According to UNHCR estimates, Australia provides some 57 thousand refugees access to these services and allows them to obtain citizenship through a process of integration and social inclusion. Asylum seekers, however, do not have such rights. Some of them, 1,497 people, live in detention centres.
“The average period of stay is 646 days, and it has never been this high”, says Bishop Vincent Long Van Nguyen of Parramatta, who is also a former refugee from Vietnam.
Some migrants have taken their own lives in those camps, various times drawing the attention of the Australian Episcopate and of the international community, who have asked the government to guarantee respect for universal rights and human dignity.
When Kane is asked if he is happy to live in Australia, he replies with a quote from Egyptian intellectual Naguib Mahfouz: “Home is not where you were born, home is where all your attempts to escape cease”.
“For me, home is the place where you can finally sit down and settle in. It is your heart”, he says.
The young man loves Australia and adores living in Sydney. “One of my favourite places is Maroubra Beach: I go there two or three times a week to admire a sunrise or sunset”.
Kane says he feels a deep bond with Australia but does not hide the fact that a part of him would like to return to Iraq. “If I ever have economic stability, I would like to return to the Middle East or Africa, where I think I could contribute most to helping poor people and refugees”.
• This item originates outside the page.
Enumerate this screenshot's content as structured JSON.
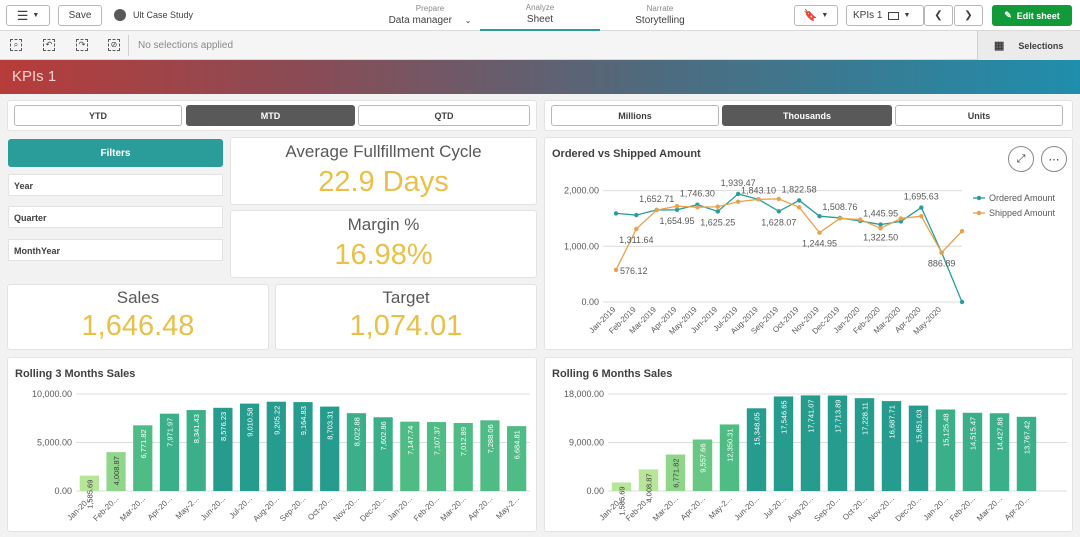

He says he has a deep spirituality, but is not a believer. “For me, religion offers a sort of chance to find meaning in life”.
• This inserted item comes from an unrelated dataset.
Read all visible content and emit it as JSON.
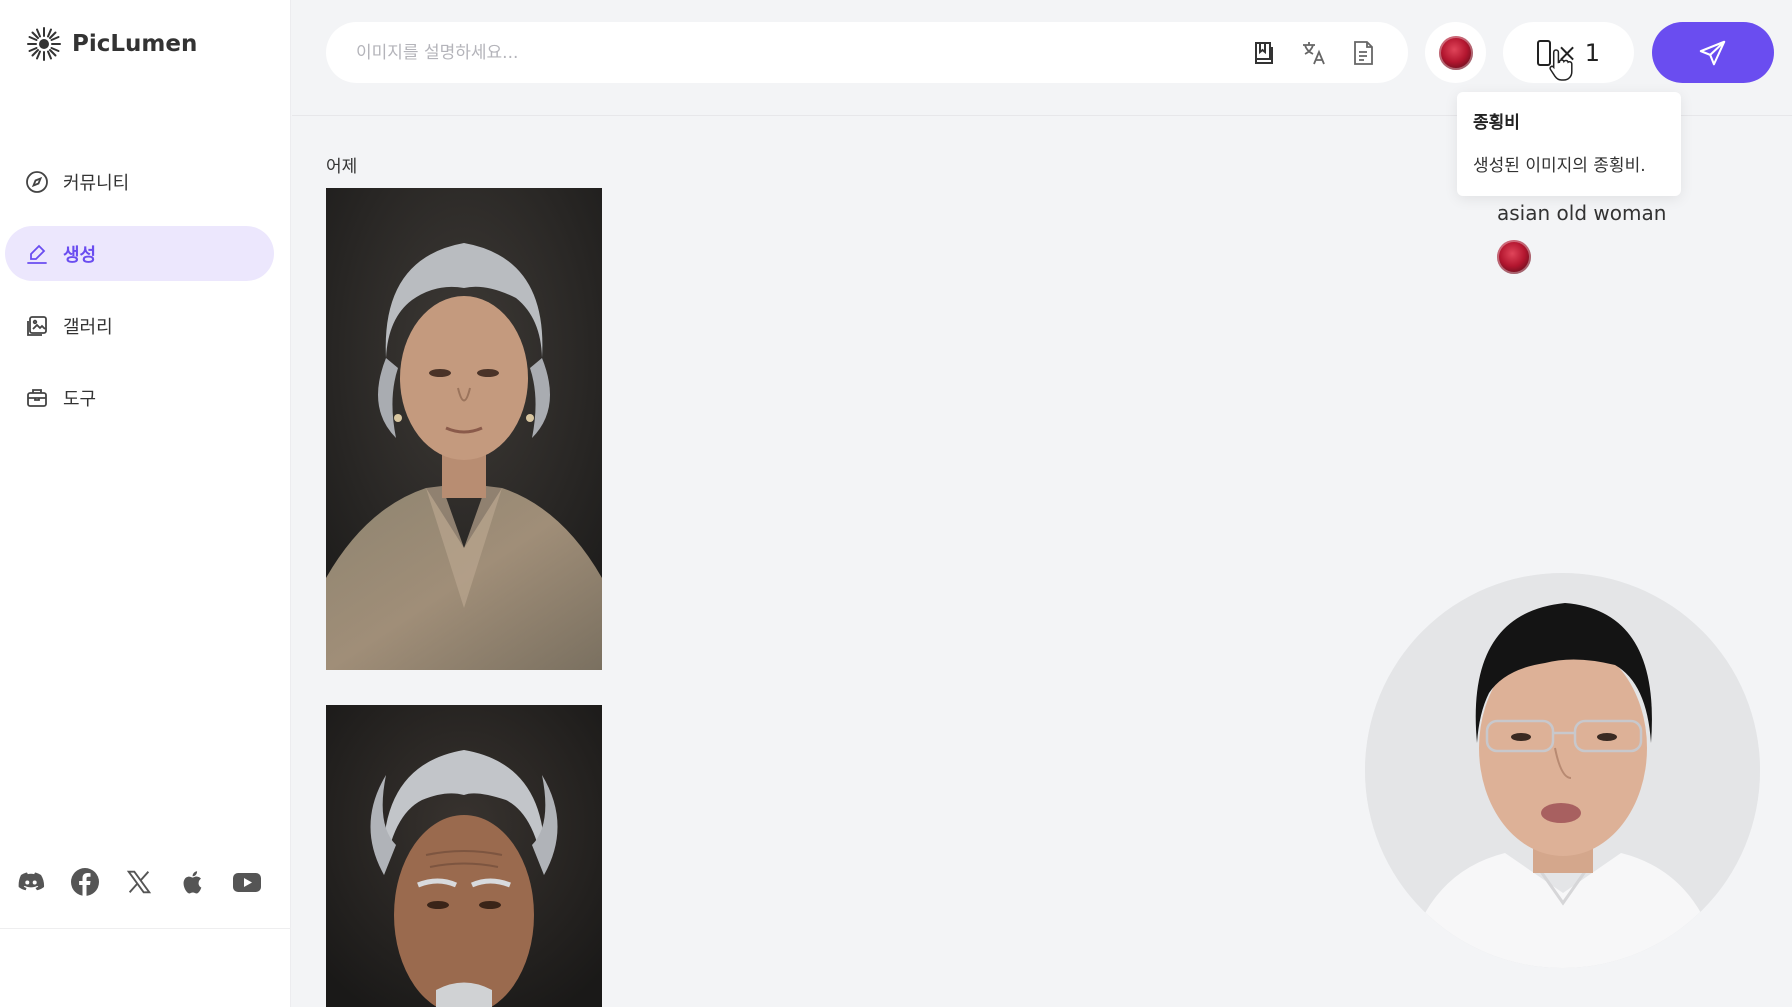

From the sacred texts and writings of the intellectuals of the three great monotheisms, he says he has found deep wisdom that has always fascinated him.
“My family is not Christian, but we had a Bible at home. As a child, I read it and I found many stories that I believe influence human values. Likewise, I have read Tolstoy, Rabbi Lionel Blue and other religious texts”.
These works, Kane emphasises, have played a significant role in shaping his world view.
“Part of the work that I do today with migrants is based on relationships,” he says. “The entire organisation focuses on the search for what truly unites people, communities, values, histories and common relationships”.
Love is what binds our existence.
Reproduced with permission from L’Osservatore Romano and Giordano Contu.
This article highlights a story from the “Diocesan Journey… Walking with Refugees and People Seeking Protection”. Click here to learn more about this initiative and to follow our 14-weeks campaign from Refugee Week to World Day of Migrants and Refugees.